Cuts Watch #341: NHS already under pressure
Even before the cuts in real-terms funding that lie ahead, the NHS is already struggling. At the end of the year, NHS Direct was “strained to bursting point” as staff struggled to cope with their busiest day of the year. In hospital maternity units, staff shortages are compromising the safety of mothers and babies. Despite this, the Prime Minister has refused to confirm a promise to increase the number of midwives that he made in the run-up to the election.
Writing in yesterday’s Observer, Cathy Warwick (General Secretary of the Royal College of Midwives) described how extremely busy days, once an occasional problem, have become commonplace. The rising birthrate and the increasing number of complicated births have combined with staff shortages to create a stressed working environment that will undermine the safety of mothers and babies. The last government provided extra money for maternity services,
Welcome as that was, it was and still is not enough. Over the past decade, the birthrate has increased by 19%, yet midwife numbers have increased by just 12%, at least 3,500 short of the number needed to deliver a safe, high-quality service.

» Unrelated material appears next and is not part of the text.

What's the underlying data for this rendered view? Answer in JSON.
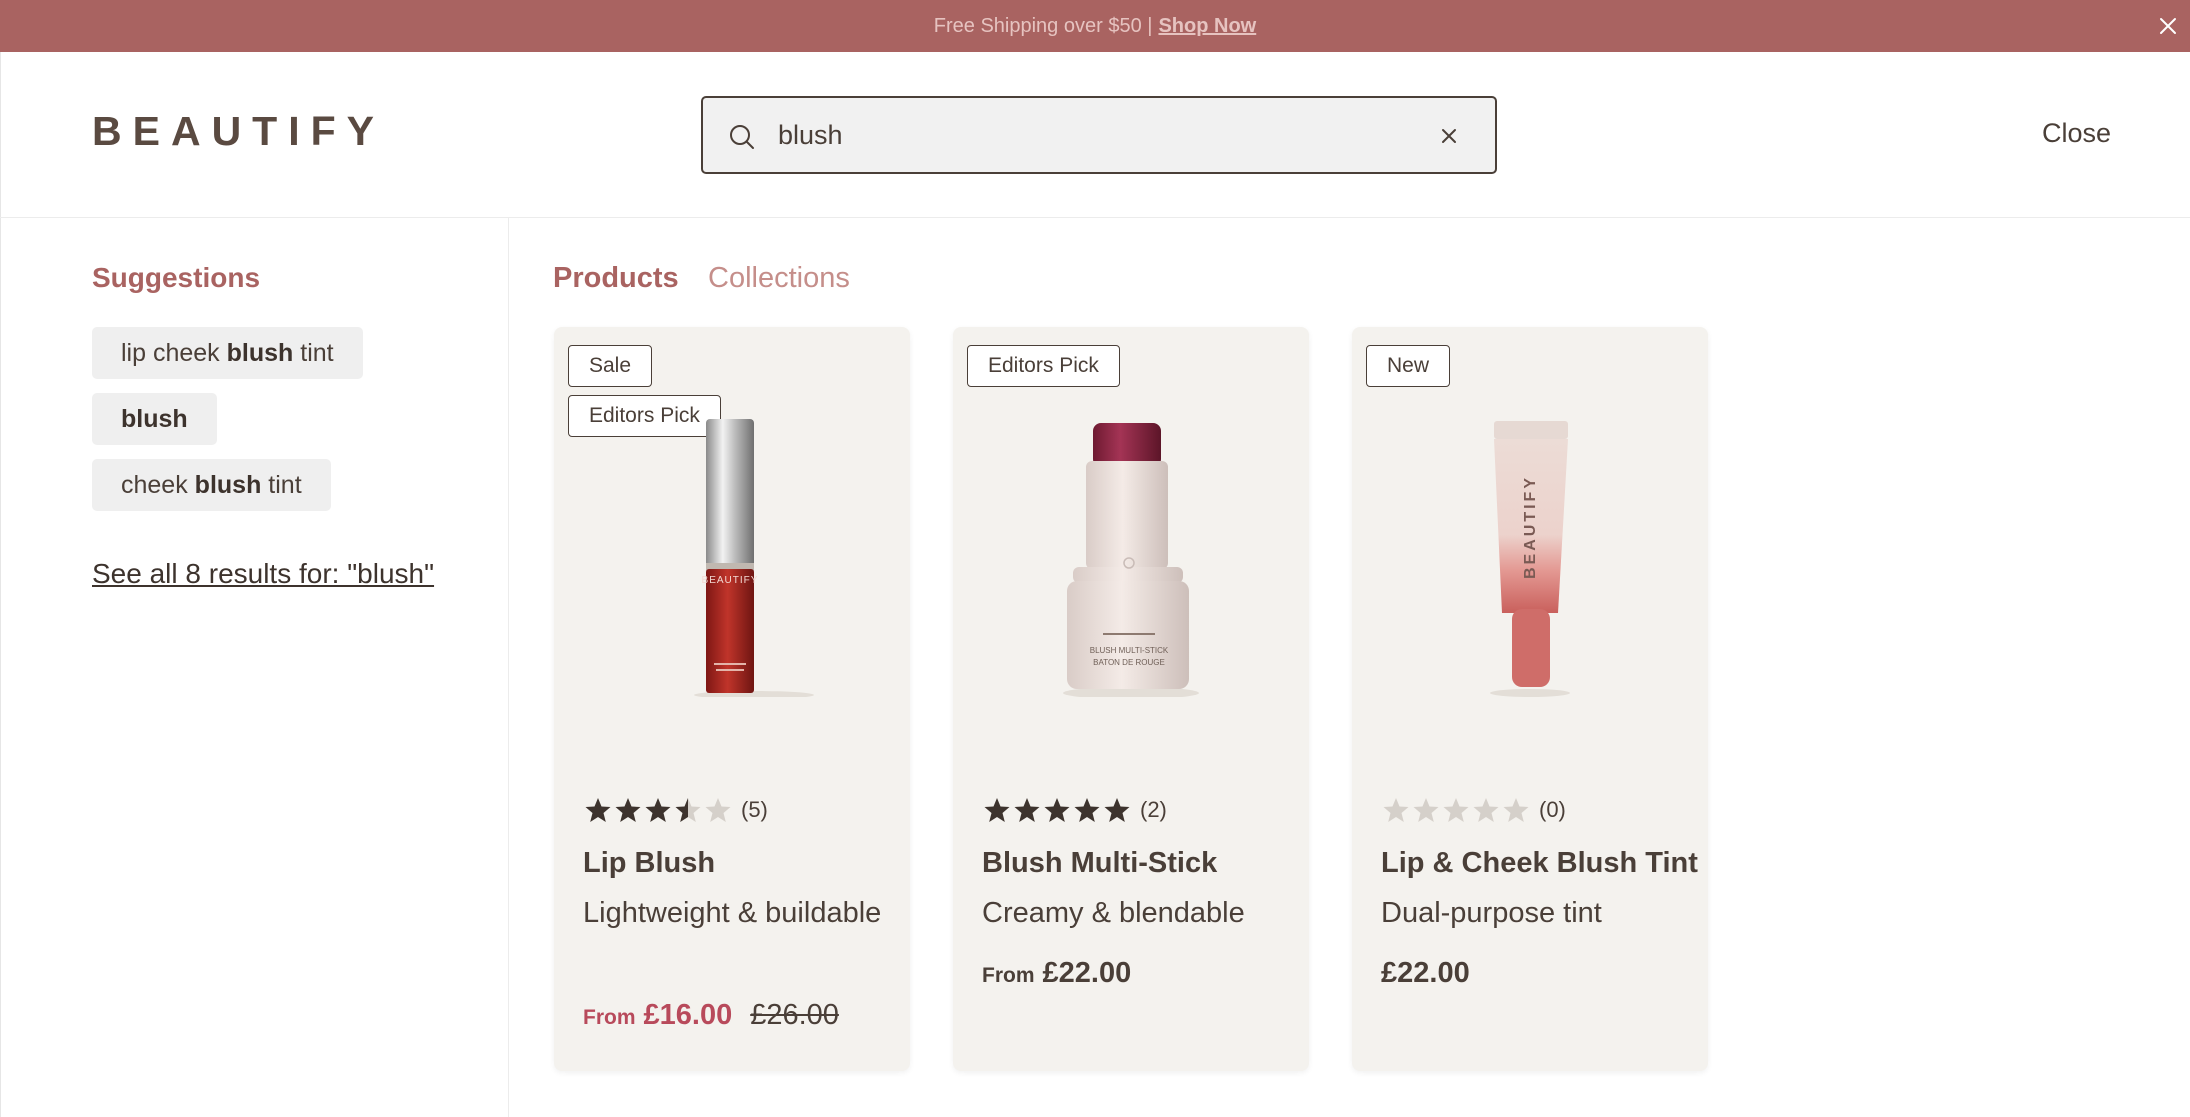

That is why midwives were very pleased when David Cameron promised last year that a Conservative government would add an extra 3,000 midwives. Ms Warwick says the RCM has submitted “persistent requests” for the government to deliver on this pledge, but they have not done so. The Guardian website reports comments backing Ms Warwick from Dr Tony Falconer, president of the Royal College of Obstetricians and Gynaecologists, Belinda Phipps, chief executive of the National Childbirth Trust (NCT) and Jane Sandall, professor of midwifery and women’s health at King’s College London. The Guardian also reports that last month the Care Quality Commission found that 22% of mothers were left alone during labour and found that frightening.
Another indicator of the pressure the NHS is already facing came from UNISON, which reports that NHS Direct has been dealing with an ever rising number of calls. Karen Jennings, UNISON’s head of health, said that this is NHS Direct’s busiest time, when GP surgeries are often closed (or difficult to get to because of bad weather) but more people need advice because of worries about flu and falls on the snow and ice. NHS Direct has already a £20m cut this year, “putting extra pressure on the remaining staff who, nevertheless, have struggled through the snow to get into work and are working extra hours over the holiday to cover the expected peaks.”
And finally, the Mental Health Foundation the Institute of Psychiatry have written to social care minister Paul Burstow, to complain that the government has abandoned its predecessor’s commitment to increasing government expenditure on mental health research from 2 per cent to 11 per cent of the total health research spending. They argue that spending on mental health research would lead to savings in social care within three years. This reversal contrasts with “repeated” promises that mental health would be given parity with physical health.